Should a line below contain the word "Portal", report it.

^^^^^^^^

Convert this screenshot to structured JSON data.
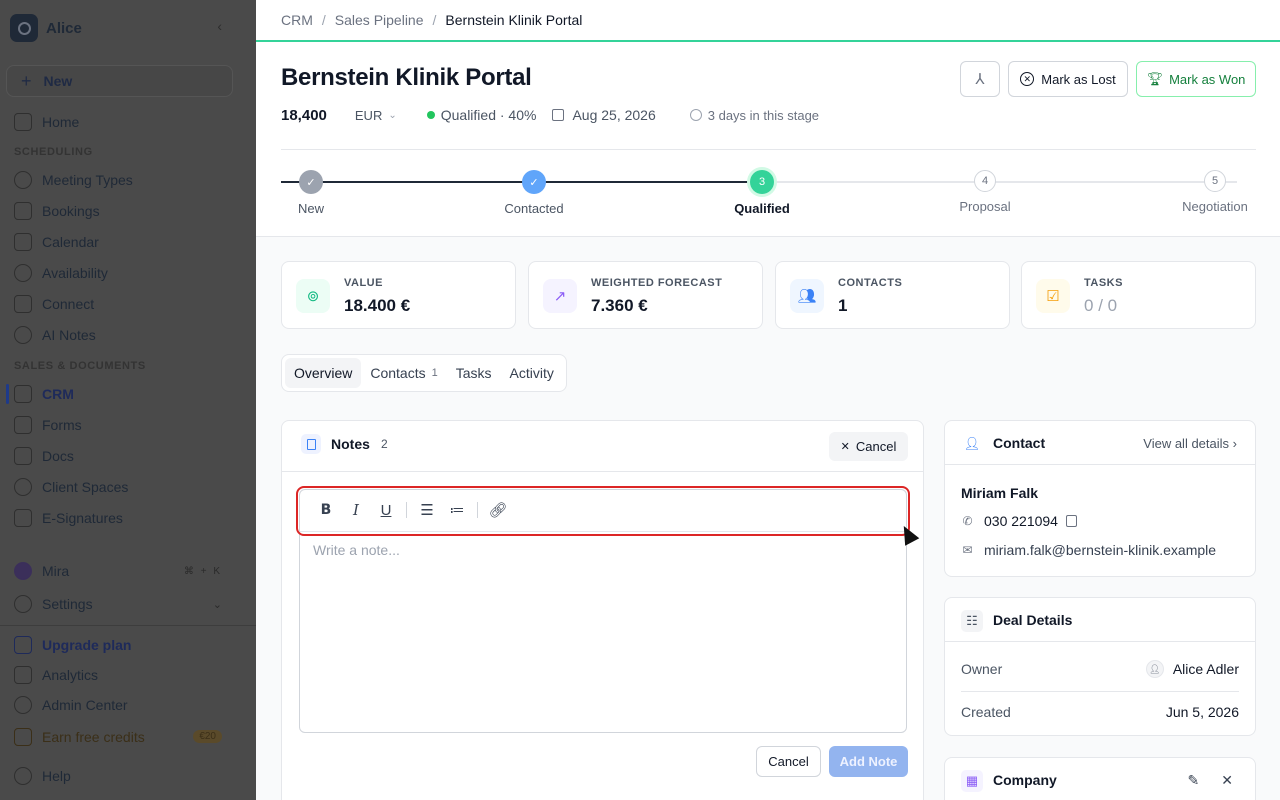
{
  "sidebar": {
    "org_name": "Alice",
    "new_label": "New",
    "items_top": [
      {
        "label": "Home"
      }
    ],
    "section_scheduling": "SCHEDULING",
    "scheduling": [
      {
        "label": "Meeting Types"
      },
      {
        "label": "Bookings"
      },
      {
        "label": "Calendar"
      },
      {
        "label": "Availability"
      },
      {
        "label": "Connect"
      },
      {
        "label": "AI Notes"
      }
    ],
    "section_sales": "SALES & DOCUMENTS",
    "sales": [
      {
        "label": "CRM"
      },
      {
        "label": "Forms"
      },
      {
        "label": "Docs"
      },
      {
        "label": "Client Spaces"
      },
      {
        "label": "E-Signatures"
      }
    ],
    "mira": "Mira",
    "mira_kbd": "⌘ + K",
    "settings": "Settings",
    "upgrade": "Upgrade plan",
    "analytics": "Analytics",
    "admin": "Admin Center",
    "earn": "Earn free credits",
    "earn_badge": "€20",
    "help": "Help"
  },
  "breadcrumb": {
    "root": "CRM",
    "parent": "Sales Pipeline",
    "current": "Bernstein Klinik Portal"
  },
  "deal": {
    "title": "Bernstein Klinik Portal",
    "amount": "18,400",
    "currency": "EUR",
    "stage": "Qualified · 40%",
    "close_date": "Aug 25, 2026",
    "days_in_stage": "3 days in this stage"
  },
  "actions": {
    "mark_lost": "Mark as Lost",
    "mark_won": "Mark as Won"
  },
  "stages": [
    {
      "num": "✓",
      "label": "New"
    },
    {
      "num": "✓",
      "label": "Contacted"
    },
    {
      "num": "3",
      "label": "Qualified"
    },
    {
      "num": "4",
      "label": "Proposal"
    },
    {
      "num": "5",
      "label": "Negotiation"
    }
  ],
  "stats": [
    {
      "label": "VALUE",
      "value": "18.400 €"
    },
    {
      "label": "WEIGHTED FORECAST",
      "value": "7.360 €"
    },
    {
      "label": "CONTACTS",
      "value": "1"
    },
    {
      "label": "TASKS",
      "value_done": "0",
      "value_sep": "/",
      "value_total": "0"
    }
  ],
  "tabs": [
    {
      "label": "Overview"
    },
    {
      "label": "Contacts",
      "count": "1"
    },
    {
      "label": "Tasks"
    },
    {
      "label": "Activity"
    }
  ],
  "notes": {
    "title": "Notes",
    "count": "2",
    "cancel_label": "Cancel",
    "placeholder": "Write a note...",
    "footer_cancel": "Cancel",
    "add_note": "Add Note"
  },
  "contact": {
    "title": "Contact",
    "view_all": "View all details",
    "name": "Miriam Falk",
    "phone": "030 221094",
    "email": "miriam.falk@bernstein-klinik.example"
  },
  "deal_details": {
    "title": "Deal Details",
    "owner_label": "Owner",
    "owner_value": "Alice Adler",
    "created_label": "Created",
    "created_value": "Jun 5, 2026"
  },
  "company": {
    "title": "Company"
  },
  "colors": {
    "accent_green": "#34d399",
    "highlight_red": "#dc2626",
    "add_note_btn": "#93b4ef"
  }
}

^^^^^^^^

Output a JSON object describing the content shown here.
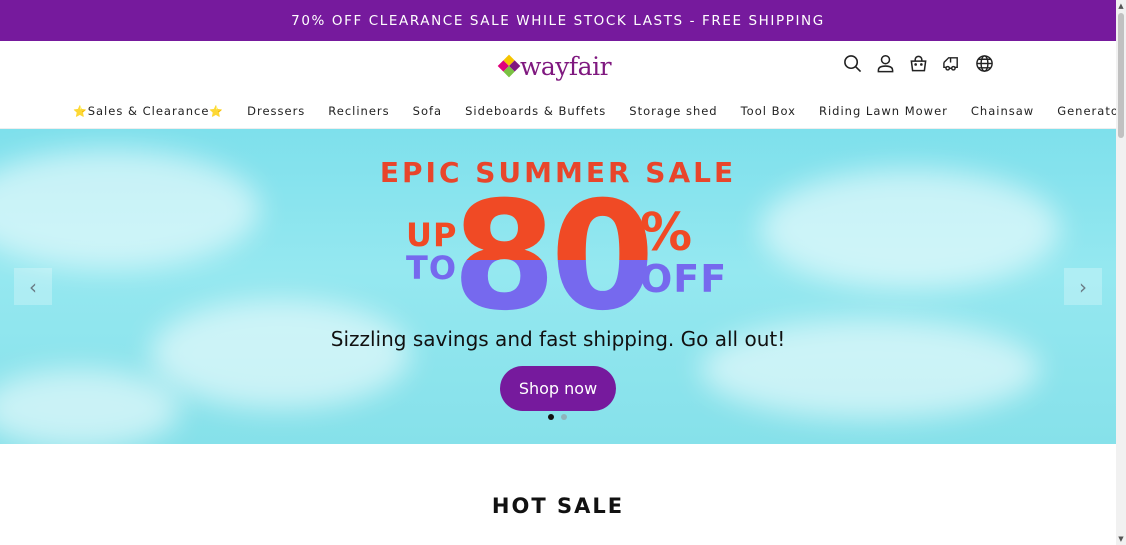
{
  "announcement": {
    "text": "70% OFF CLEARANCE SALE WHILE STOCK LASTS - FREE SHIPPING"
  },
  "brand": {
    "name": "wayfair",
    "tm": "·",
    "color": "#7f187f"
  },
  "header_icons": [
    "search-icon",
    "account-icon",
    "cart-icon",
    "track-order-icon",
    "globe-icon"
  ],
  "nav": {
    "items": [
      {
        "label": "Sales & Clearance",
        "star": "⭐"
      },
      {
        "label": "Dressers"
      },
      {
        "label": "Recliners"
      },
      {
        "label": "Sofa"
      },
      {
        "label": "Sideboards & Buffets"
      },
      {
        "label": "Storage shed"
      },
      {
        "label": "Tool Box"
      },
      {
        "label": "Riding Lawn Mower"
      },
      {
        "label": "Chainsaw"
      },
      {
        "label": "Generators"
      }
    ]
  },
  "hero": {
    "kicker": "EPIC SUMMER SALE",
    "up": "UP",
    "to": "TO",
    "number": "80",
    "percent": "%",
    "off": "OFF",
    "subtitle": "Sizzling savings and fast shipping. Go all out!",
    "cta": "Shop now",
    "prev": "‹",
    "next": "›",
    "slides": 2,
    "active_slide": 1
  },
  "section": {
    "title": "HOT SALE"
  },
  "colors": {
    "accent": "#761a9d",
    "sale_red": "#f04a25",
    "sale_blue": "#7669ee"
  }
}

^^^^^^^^

**Written reply**
    "current": "Bernstein Klinik Portal"
    "title": "Bernstein Klinik Portal",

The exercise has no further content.